Illustrating how much fortunes can change in just a decade or two, Venezuelans are fleeing their country for a better life in neighboring Colombia.
Even without money and a stable job since his arrival in Colombia in early July, Eduardo—not his real name— has regained most of the weight he had lost at home in Venezuela. The 44-year-old systems engineer used to make $18 a month in his home town of Barquisimeto, but that was not enough to feed himself and his son given the rampant inflation and chronic scarcities of food and medicine as Venezuela sinks deeper into its economic crisis. Since fleeing to Bogotá, Eduardo, who declined to give his name as he is still an illegal immigrant, says he has been working “on this and that while a friend helps me out.
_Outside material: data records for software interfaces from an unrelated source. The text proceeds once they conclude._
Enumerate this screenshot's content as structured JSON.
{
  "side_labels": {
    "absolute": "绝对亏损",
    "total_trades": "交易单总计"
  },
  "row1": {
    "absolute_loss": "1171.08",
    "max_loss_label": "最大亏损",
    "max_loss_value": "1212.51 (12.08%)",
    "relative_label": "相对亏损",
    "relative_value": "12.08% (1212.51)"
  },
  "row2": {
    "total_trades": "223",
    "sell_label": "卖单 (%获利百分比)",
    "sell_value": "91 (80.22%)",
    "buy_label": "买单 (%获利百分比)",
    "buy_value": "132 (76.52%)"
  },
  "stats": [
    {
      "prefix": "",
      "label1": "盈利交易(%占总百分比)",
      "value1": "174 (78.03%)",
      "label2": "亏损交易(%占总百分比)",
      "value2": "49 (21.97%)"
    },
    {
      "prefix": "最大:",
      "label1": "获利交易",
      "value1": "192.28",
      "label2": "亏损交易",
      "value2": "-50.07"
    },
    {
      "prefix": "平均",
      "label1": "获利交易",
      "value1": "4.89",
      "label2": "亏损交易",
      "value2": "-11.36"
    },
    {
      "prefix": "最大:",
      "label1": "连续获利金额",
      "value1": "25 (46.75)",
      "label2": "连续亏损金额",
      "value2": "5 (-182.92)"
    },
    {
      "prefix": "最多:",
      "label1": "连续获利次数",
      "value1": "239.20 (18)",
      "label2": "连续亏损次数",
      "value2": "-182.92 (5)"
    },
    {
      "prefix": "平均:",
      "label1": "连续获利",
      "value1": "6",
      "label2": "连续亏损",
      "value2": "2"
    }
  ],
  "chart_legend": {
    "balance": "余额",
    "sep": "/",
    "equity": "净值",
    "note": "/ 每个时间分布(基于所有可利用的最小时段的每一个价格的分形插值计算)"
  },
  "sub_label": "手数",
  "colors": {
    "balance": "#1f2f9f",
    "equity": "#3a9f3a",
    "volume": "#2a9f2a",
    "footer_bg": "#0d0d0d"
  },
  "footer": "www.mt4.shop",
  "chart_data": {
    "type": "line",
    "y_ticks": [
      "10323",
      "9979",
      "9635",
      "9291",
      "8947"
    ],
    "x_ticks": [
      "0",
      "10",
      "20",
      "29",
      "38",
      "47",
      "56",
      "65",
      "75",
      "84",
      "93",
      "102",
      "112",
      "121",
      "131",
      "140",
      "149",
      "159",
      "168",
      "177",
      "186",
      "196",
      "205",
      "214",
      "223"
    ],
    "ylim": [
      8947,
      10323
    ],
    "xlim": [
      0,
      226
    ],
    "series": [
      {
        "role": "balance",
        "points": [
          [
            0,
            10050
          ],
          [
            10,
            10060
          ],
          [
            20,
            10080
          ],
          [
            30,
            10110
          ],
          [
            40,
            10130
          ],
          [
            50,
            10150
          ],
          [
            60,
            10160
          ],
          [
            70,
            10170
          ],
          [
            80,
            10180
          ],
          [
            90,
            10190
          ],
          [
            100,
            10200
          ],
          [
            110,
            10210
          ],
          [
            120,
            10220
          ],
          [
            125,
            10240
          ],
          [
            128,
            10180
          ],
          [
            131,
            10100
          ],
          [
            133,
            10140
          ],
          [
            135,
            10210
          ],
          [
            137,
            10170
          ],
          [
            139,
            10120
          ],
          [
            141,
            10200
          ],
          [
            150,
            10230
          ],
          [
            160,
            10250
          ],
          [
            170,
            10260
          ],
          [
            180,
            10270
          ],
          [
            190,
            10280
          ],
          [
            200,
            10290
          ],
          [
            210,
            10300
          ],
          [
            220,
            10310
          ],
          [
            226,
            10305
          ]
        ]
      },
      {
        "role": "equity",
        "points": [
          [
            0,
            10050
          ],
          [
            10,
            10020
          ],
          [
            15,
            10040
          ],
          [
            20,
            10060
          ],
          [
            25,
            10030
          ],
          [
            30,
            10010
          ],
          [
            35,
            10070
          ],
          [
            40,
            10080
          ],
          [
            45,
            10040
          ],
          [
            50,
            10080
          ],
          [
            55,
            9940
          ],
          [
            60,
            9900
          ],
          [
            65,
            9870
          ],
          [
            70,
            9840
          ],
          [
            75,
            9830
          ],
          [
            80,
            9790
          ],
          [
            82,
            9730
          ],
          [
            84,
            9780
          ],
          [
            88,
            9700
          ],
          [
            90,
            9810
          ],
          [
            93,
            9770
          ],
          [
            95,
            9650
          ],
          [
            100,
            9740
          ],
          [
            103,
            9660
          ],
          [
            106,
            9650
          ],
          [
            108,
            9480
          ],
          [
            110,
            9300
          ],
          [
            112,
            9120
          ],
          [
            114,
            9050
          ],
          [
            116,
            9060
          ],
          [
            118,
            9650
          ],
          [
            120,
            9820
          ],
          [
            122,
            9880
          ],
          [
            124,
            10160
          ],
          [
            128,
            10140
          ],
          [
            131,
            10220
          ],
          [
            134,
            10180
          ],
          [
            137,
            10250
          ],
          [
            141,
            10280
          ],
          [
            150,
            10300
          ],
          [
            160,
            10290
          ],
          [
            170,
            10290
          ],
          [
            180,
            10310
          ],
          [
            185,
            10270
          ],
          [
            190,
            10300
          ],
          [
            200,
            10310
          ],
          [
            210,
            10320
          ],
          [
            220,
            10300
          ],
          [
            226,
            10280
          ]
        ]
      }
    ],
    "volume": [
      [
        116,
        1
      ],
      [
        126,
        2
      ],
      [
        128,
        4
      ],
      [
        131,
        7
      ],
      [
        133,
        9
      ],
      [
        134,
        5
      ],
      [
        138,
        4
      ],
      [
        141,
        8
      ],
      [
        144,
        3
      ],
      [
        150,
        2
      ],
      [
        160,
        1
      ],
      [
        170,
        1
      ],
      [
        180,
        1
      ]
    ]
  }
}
At least I can find food here. Back in Venezuela we all lacked anything to eat.”
“Most Venezuelan families these days hope a member leaves, somewhere, in order to send money back,” the man adds. He is echoed by a Venezuelan accountant who entered Colombia this weekend and is determined to stay even if “I have to stand at a corner all day selling arepas”, a maize staple in both nations. According to a senior Colombian immigration official, that is now the trend: “The number of Venezuelans crossing into Colombia, legally or illegally, has grown a lot.” Indeed, in the past two months, in scenes familiar to the fall of the Berlin Wall, almost 300,000 Venezuelans flooded across the previously closed Colombian border to buy the food and medicines they could not find on Venezuela’s barren shelves…
Guyana, one of Latin America’s poorest countries, is deporting Venezuelans seeking food. The number of Venezuelans asking for U.S. asylum has soared 168 per cent since last year, said the Pew Research Center — placing Venezuela almost at the top for asylum applications, trailing only behind China and drug-infested Mexico. The United Nations High Commissioner for Refugees said the number of Venezuelans asking for refugee status jumped from 127 in 2000 to 10,300 last year. With the world’s attention focused on African, Middle-Eastern, and Central American migrants, Daniel Pagés of the Association of Venezuelans in Colombia wants to include Venezuelans “as part of that wave”.
Tomás Páez-Bravo, a sociology professor at the Central University of Venezuela, who researches on the diaspora, estimates 1.8m Venezuelans have fled in the past 17 years. “Judicial and personal security, alongside the economic situation, have historically been the main drivers of those leaving Venezuela,” he said. But Mr. Páez-Bravo added: “As those two factors have dramatically worsened, in the past year there has been an enormous wave of people leaving the country.”